▶ [WHAT IS REQUIRED]
Write out the data below exactly as given, without any of its pictures.

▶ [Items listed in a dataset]

....

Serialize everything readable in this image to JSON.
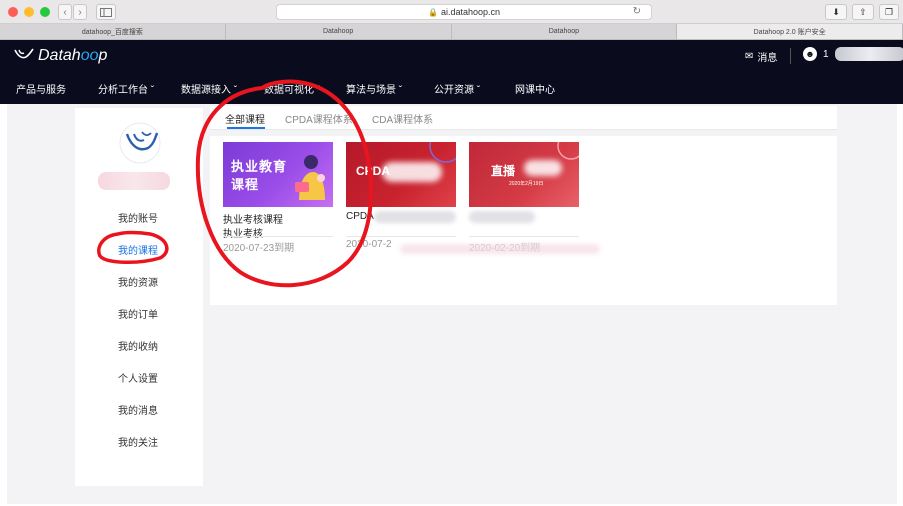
{
  "browser": {
    "url": "ai.datahoop.cn",
    "tabs": [
      "datahoop_百度搜索",
      "Datahoop",
      "Datahoop",
      "Datahoop 2.0 账户安全"
    ],
    "back_glyph": "‹",
    "forward_glyph": "›"
  },
  "header": {
    "logo_prefix": "Datah",
    "logo_highlight": "oo",
    "logo_suffix": "p",
    "messages_label": "消息",
    "user_initial": "1"
  },
  "nav": {
    "items": [
      "产品与服务",
      "分析工作台",
      "数据源接入",
      "数据可视化",
      "算法与场景",
      "公开资源",
      "网课中心"
    ]
  },
  "sidebar": {
    "items": [
      "我的账号",
      "我的课程",
      "我的资源",
      "我的订单",
      "我的收纳",
      "个人设置",
      "我的消息",
      "我的关注"
    ],
    "active": "我的课程"
  },
  "content_tabs": [
    "全部课程",
    "CPDA课程体系",
    "CDA课程体系"
  ],
  "courses": [
    {
      "thumb_line1": "执业教育",
      "thumb_line2": "课程",
      "title": "执业考核课程",
      "subtitle": "执业考核",
      "date": "2020-07-23到期"
    },
    {
      "thumb_line1": "CPDA",
      "title": "CPDA",
      "date": "2020-07-2"
    },
    {
      "thumb_line1": "直播",
      "thumb_small": "2020年2月19日",
      "date": "2020-02-20到期"
    }
  ],
  "colors": {
    "header_bg": "#0a0c1e",
    "accent": "#1a73e8",
    "annotation": "#e8141e"
  }
}
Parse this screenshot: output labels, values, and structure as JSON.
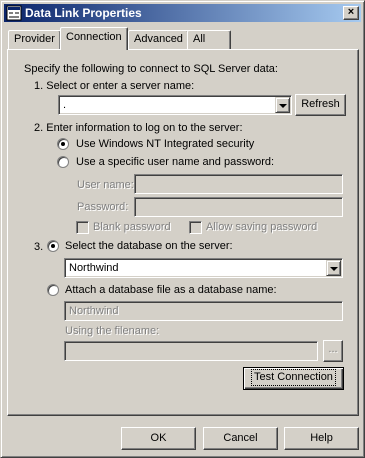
{
  "window": {
    "title": "Data Link Properties",
    "close_label": "×"
  },
  "tabs": [
    {
      "label": "Provider"
    },
    {
      "label": "Connection"
    },
    {
      "label": "Advanced"
    },
    {
      "label": "All"
    }
  ],
  "connection": {
    "intro": "Specify the following to connect to SQL Server data:",
    "step1": {
      "label": "1. Select or enter a server name:",
      "server_value": ".",
      "refresh_label": "Refresh"
    },
    "step2": {
      "label": "2. Enter information to log on to the server:",
      "option_nt": "Use Windows NT Integrated security",
      "option_specific": "Use a specific user name and password:",
      "username_label": "User name:",
      "username_value": "",
      "password_label": "Password:",
      "password_value": "",
      "blank_password_label": "Blank password",
      "allow_saving_label": "Allow saving password"
    },
    "step3": {
      "number": "3.",
      "option_select_db": "Select the database on the server:",
      "database_value": "Northwind",
      "option_attach": "Attach a database file as a database name:",
      "attach_name_value": "Northwind",
      "filename_label": "Using the filename:",
      "filename_value": "",
      "browse_label": "..."
    },
    "test_connection_label": "Test Connection"
  },
  "footer": {
    "ok_label": "OK",
    "cancel_label": "Cancel",
    "help_label": "Help"
  }
}
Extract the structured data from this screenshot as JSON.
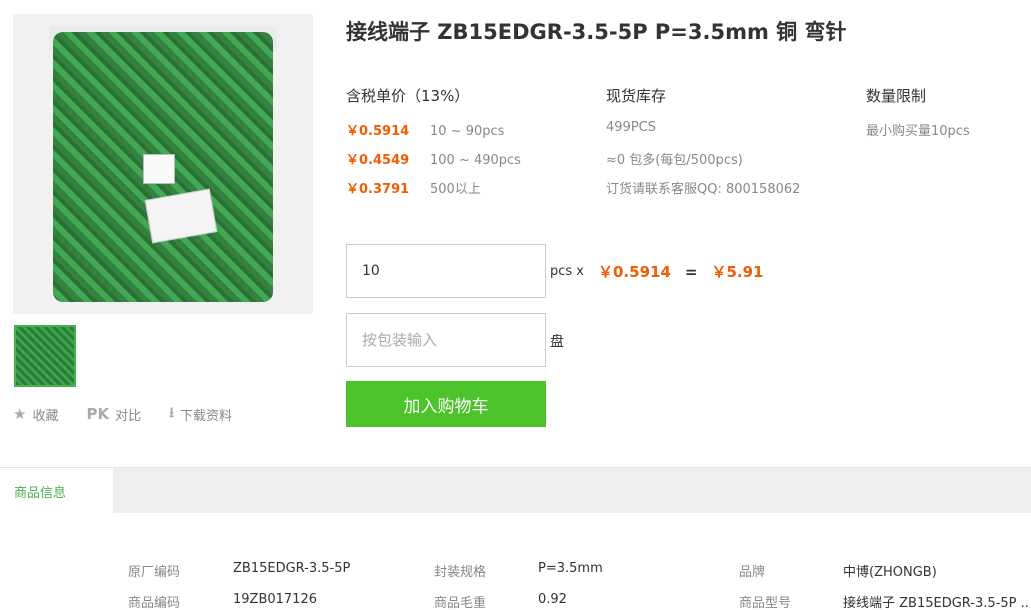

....

▶ [EXERCISE SOLUTION]
Serialize everything readable in this image to JSON.
{
  "browser": {
    "url": "ai.datahoop.cn",
    "tabs": [
      "datahoop_百度搜索",
      "Datahoop",
      "Datahoop",
      "Datahoop 2.0 账户安全"
    ],
    "back_glyph": "‹",
    "forward_glyph": "›"
  },
  "header": {
    "logo_prefix": "Datah",
    "logo_highlight": "oo",
    "logo_suffix": "p",
    "messages_label": "消息",
    "user_initial": "1"
  },
  "nav": {
    "items": [
      "产品与服务",
      "分析工作台",
      "数据源接入",
      "数据可视化",
      "算法与场景",
      "公开资源",
      "网课中心"
    ]
  },
  "sidebar": {
    "items": [
      "我的账号",
      "我的课程",
      "我的资源",
      "我的订单",
      "我的收纳",
      "个人设置",
      "我的消息",
      "我的关注"
    ],
    "active": "我的课程"
  },
  "content_tabs": [
    "全部课程",
    "CPDA课程体系",
    "CDA课程体系"
  ],
  "courses": [
    {
      "thumb_line1": "执业教育",
      "thumb_line2": "课程",
      "title": "执业考核课程",
      "subtitle": "执业考核",
      "date": "2020-07-23到期"
    },
    {
      "thumb_line1": "CPDA",
      "title": "CPDA",
      "date": "2020-07-2"
    },
    {
      "thumb_line1": "直播",
      "thumb_small": "2020年2月19日",
      "date": "2020-02-20到期"
    }
  ],
  "colors": {
    "header_bg": "#0a0c1e",
    "accent": "#1a73e8",
    "annotation": "#e8141e"
  }
}
Parse this screenshot: output labels, values, and structure as JSON.
{
  "window": {
    "title": "Data Link Properties",
    "close_label": "×"
  },
  "tabs": [
    {
      "label": "Provider"
    },
    {
      "label": "Connection"
    },
    {
      "label": "Advanced"
    },
    {
      "label": "All"
    }
  ],
  "connection": {
    "intro": "Specify the following to connect to SQL Server data:",
    "step1": {
      "label": "1. Select or enter a server name:",
      "server_value": ".",
      "refresh_label": "Refresh"
    },
    "step2": {
      "label": "2. Enter information to log on to the server:",
      "option_nt": "Use Windows NT Integrated security",
      "option_specific": "Use a specific user name and password:",
      "username_label": "User name:",
      "username_value": "",
      "password_label": "Password:",
      "password_value": "",
      "blank_password_label": "Blank password",
      "allow_saving_label": "Allow saving password"
    },
    "step3": {
      "number": "3.",
      "option_select_db": "Select the database on the server:",
      "database_value": "Northwind",
      "option_attach": "Attach a database file as a database name:",
      "attach_name_value": "Northwind",
      "filename_label": "Using the filename:",
      "filename_value": "",
      "browse_label": "..."
    },
    "test_connection_label": "Test Connection"
  },
  "footer": {
    "ok_label": "OK",
    "cancel_label": "Cancel",
    "help_label": "Help"
  }
}
Extract the structured data from this screenshot as JSON.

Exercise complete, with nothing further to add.